• Forum: How Pot Went Legit
• KQED Special: Republic of Cannabis
Poking Fun at Silicon Valley
The quirks of the high-tech lifestyle are easy fodder for humor. The new HBO series "Silicon Valley," premiering Sunday, serves up a parody of the region. Series co-creator Mike Judge's new show features a collection of awkward, geeky characters who think they've come up with the next big app. But underlying the humor are some serious issues for local residents.
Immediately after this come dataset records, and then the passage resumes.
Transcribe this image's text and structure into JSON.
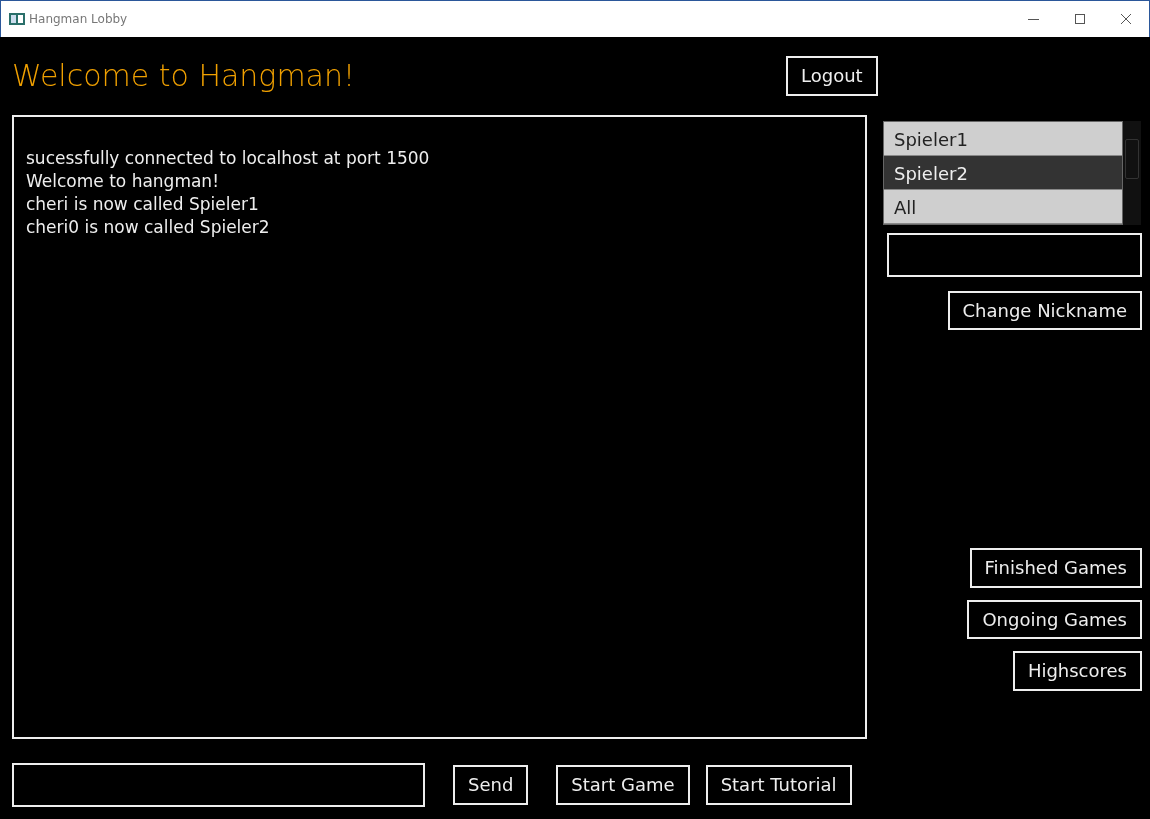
{
  "window": {
    "title": "Hangman Lobby"
  },
  "heading": "Welcome to Hangman!",
  "logout_button": "Logout",
  "chat_messages": [
    "sucessfully connected to localhost at port 1500",
    "Welcome to hangman!",
    "cheri is now called Spieler1",
    "cheri0 is now called Spieler2"
  ],
  "players": [
    {
      "name": "Spieler1",
      "selected": false
    },
    {
      "name": "Spieler2",
      "selected": true
    },
    {
      "name": "All",
      "selected": false
    }
  ],
  "change_nickname_button": "Change Nickname",
  "side_buttons": [
    "Finished Games",
    "Ongoing Games",
    "Highscores"
  ],
  "send_button": "Send",
  "start_game_button": "Start Game",
  "start_tutorial_button": "Start Tutorial"
}
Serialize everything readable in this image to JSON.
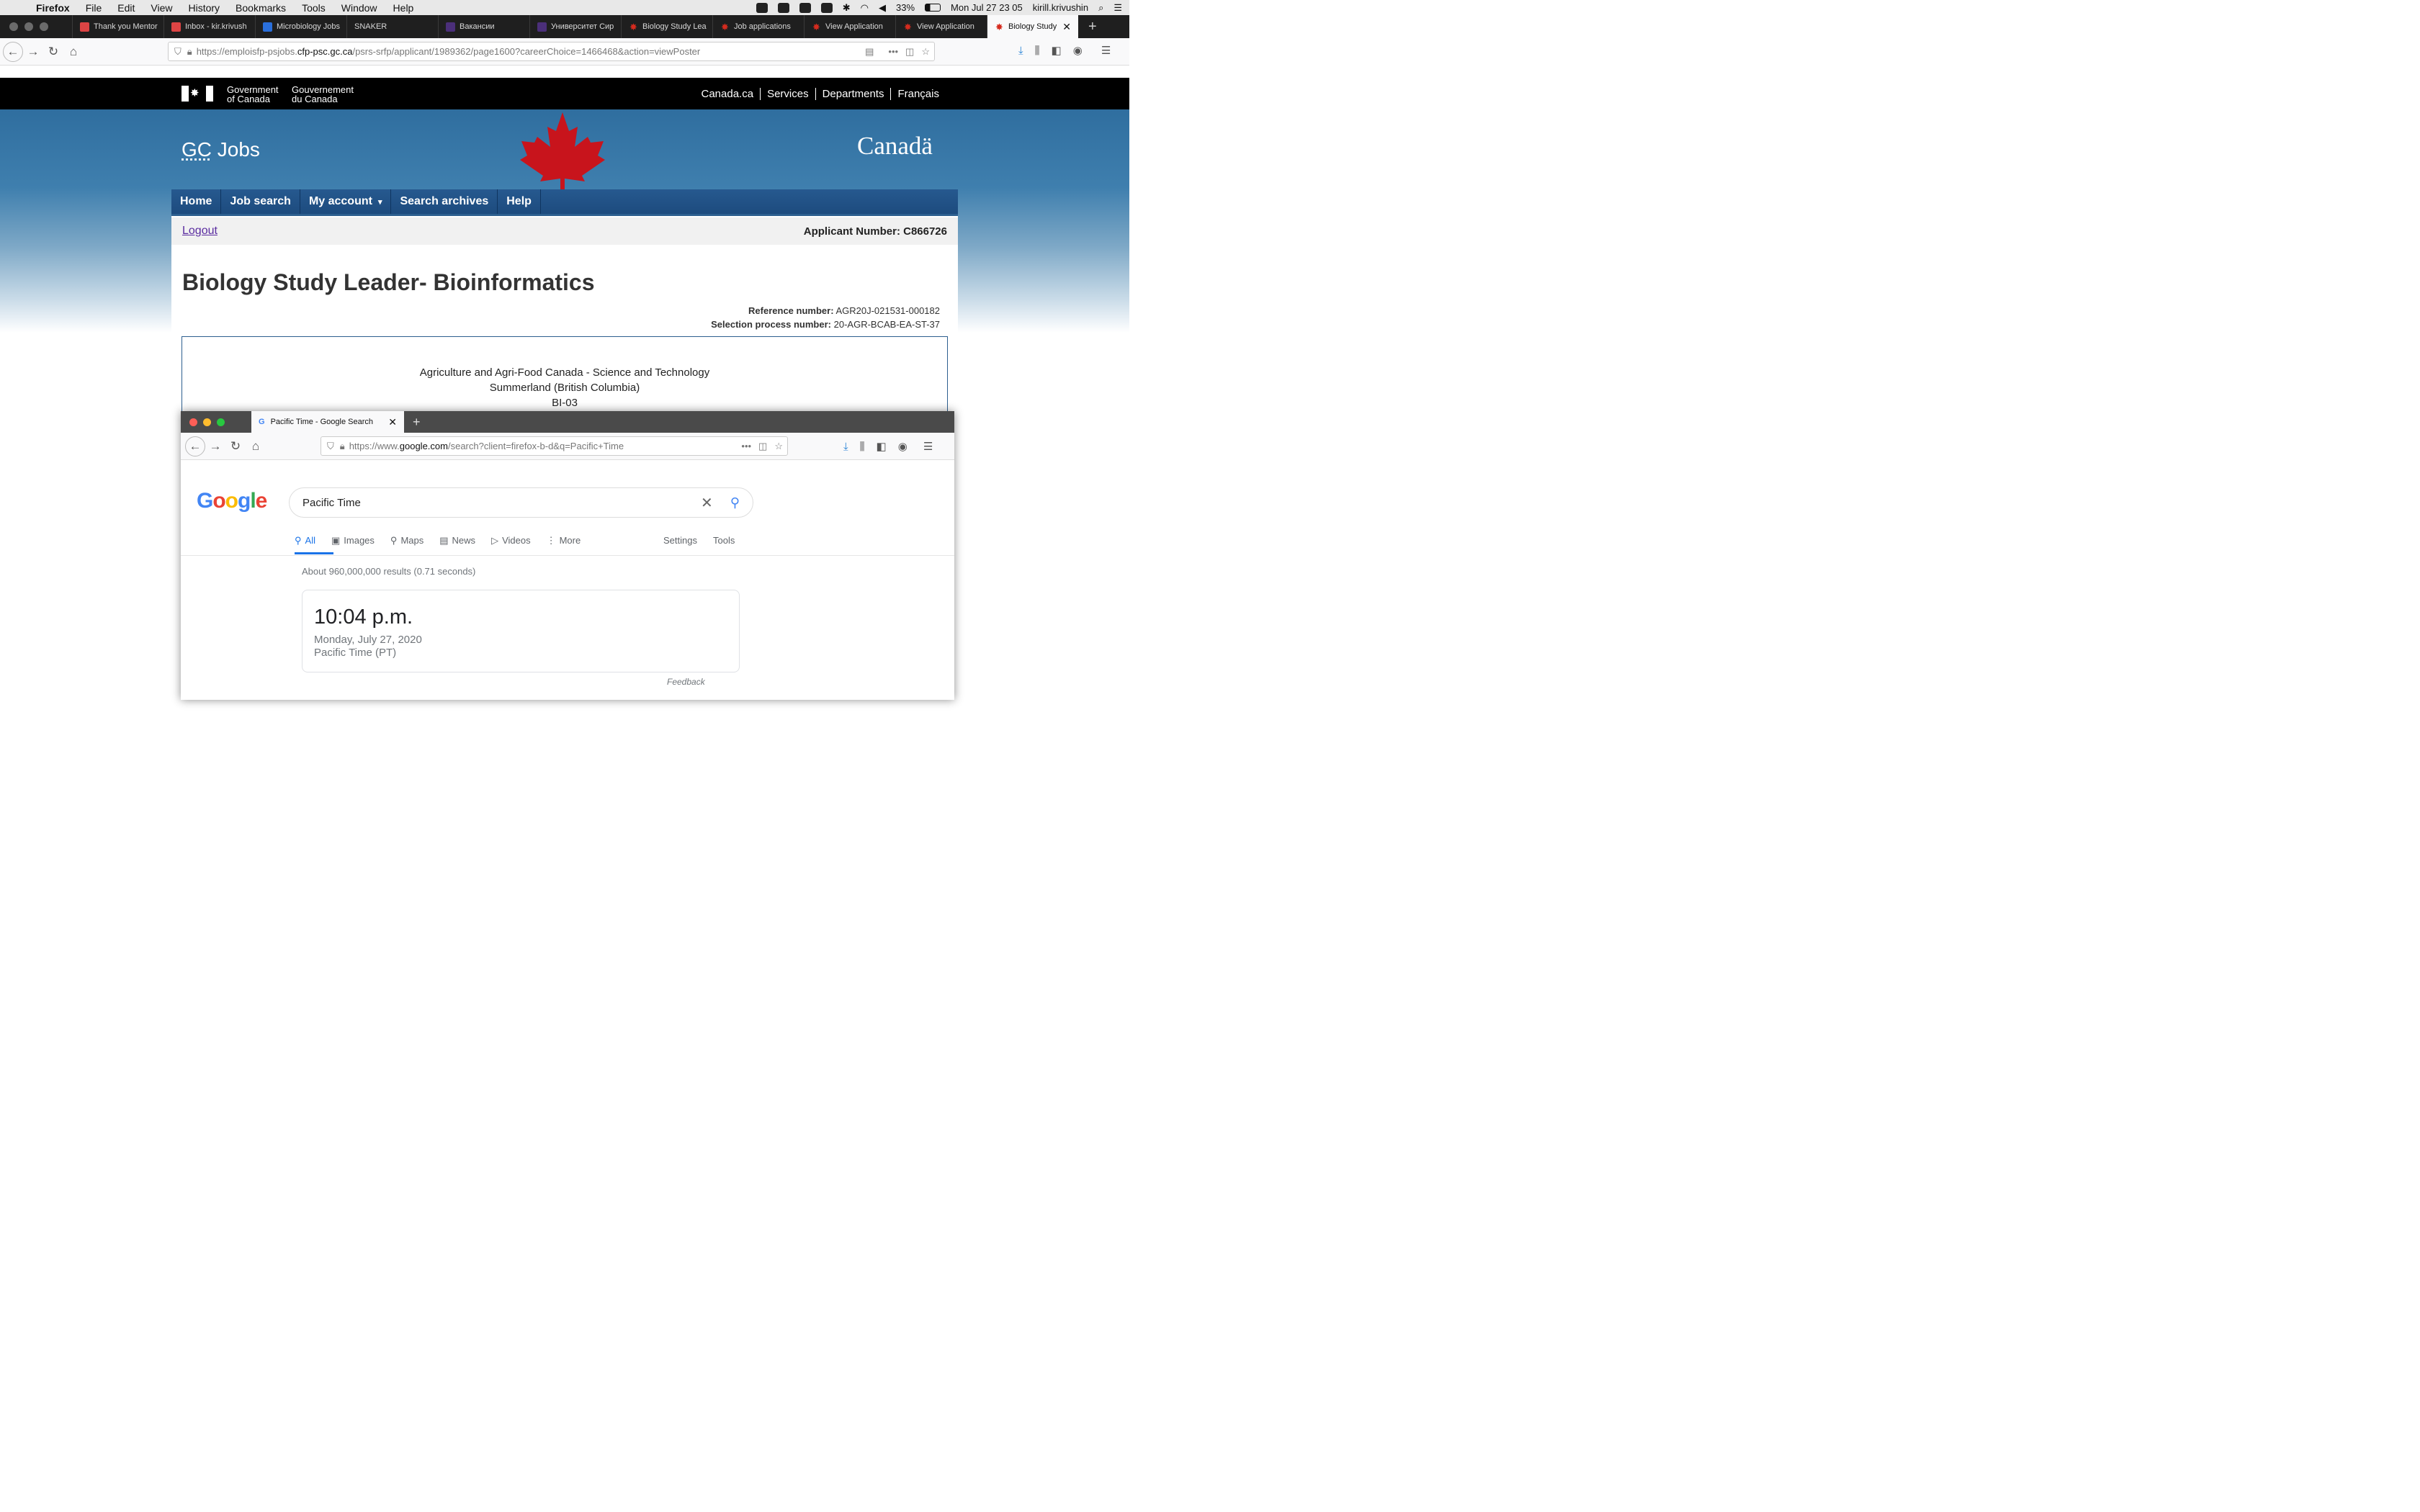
{
  "menubar": {
    "app": "Firefox",
    "items": [
      "File",
      "Edit",
      "View",
      "History",
      "Bookmarks",
      "Tools",
      "Window",
      "Help"
    ],
    "battery": "33%",
    "datetime": "Mon Jul 27  23 05",
    "user": "kirill.krivushin"
  },
  "tabs": [
    {
      "label": "Thank you Mentor",
      "icon": "gmail-icon"
    },
    {
      "label": "Inbox - kir.krivush",
      "icon": "gmail-icon"
    },
    {
      "label": "Microbiology Jobs",
      "icon": "info-icon"
    },
    {
      "label": "SNAKER",
      "icon": ""
    },
    {
      "label": "Вакансии",
      "icon": "site-icon"
    },
    {
      "label": "Университет Сир",
      "icon": "site-icon"
    },
    {
      "label": "Biology Study Lea",
      "icon": "maple-leaf-icon"
    },
    {
      "label": "Job applications",
      "icon": "maple-leaf-icon"
    },
    {
      "label": "View Application",
      "icon": "maple-leaf-icon"
    },
    {
      "label": "View Application",
      "icon": "maple-leaf-icon"
    },
    {
      "label": "Biology Study",
      "icon": "maple-leaf-icon",
      "active": true
    }
  ],
  "url": {
    "prefix": "https://emploisfp-psjobs.",
    "host": "cfp-psc.gc.ca",
    "path": "/psrs-srfp/applicant/1989362/page1600?careerChoice=1466468&action=viewPoster"
  },
  "gc": {
    "gov_en_1": "Government",
    "gov_en_2": "of Canada",
    "gov_fr_1": "Gouvernement",
    "gov_fr_2": "du Canada",
    "nav": [
      "Canada.ca",
      "Services",
      "Departments",
      "Français"
    ],
    "site_title_1": "GC",
    "site_title_2": " Jobs",
    "wordmark": "Canadä",
    "menu": [
      "Home",
      "Job search",
      "My account",
      "Search archives",
      "Help"
    ],
    "logout": "Logout",
    "applicant_number": "Applicant Number: C866726",
    "job_title": "Biology Study Leader- Bioinformatics",
    "reference_label": "Reference number:",
    "reference_value": "AGR20J-021531-000182",
    "selection_label": "Selection process number:",
    "selection_value": "20-AGR-BCAB-EA-ST-37",
    "department": "Agriculture and Agri-Food Canada - Science and Technology",
    "location": "Summerland (British Columbia)",
    "classification": "BI-03"
  },
  "win2": {
    "tab_title": "Pacific Time - Google Search",
    "url_prefix": "https://www.",
    "url_host": "google.com",
    "url_path": "/search?client=firefox-b-d&q=Pacific+Time",
    "query": "Pacific Time",
    "tabs": [
      "All",
      "Images",
      "Maps",
      "News",
      "Videos",
      "More"
    ],
    "right_tabs": [
      "Settings",
      "Tools"
    ],
    "result_count": "About 960,000,000 results (0.71 seconds)",
    "time": "10:04 p.m.",
    "date": "Monday, July 27, 2020",
    "zone": "Pacific Time (PT)",
    "feedback": "Feedback"
  }
}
We take a look at the funny and not-so-funny aspects of Silicon Valley culture including tech's emphasis on youth, and the ongoing backlash against the Google bus invasion.
•Steve Goldbloom, "Everything But The News," PBS Digital Studios & ITVS
•Aarti Shahani, KQED News Contributor
• Best Silicon Valley Satires
- KQED World: Sun, Apr 6, 2014 -- 6:30 PM
- KQED 9: Sun, Apr 6, 2014 -- 5:00 PM
- KQED World: Sun, Apr 6, 2014 -- 11:00 AM
- KQED World: Sat, Apr 5, 2014 -- 7:00 PM
- KQED Plus: Sat, Apr 5, 2014 -- 1:00 PM
- KQED World: Sat, Apr 5, 2014 -- 9:30 AM
- KQED 9: Sat, Apr 5, 2014 -- 2:00 AM
- KQED Plus: Sat, Apr 5, 2014 -- 12:30 AM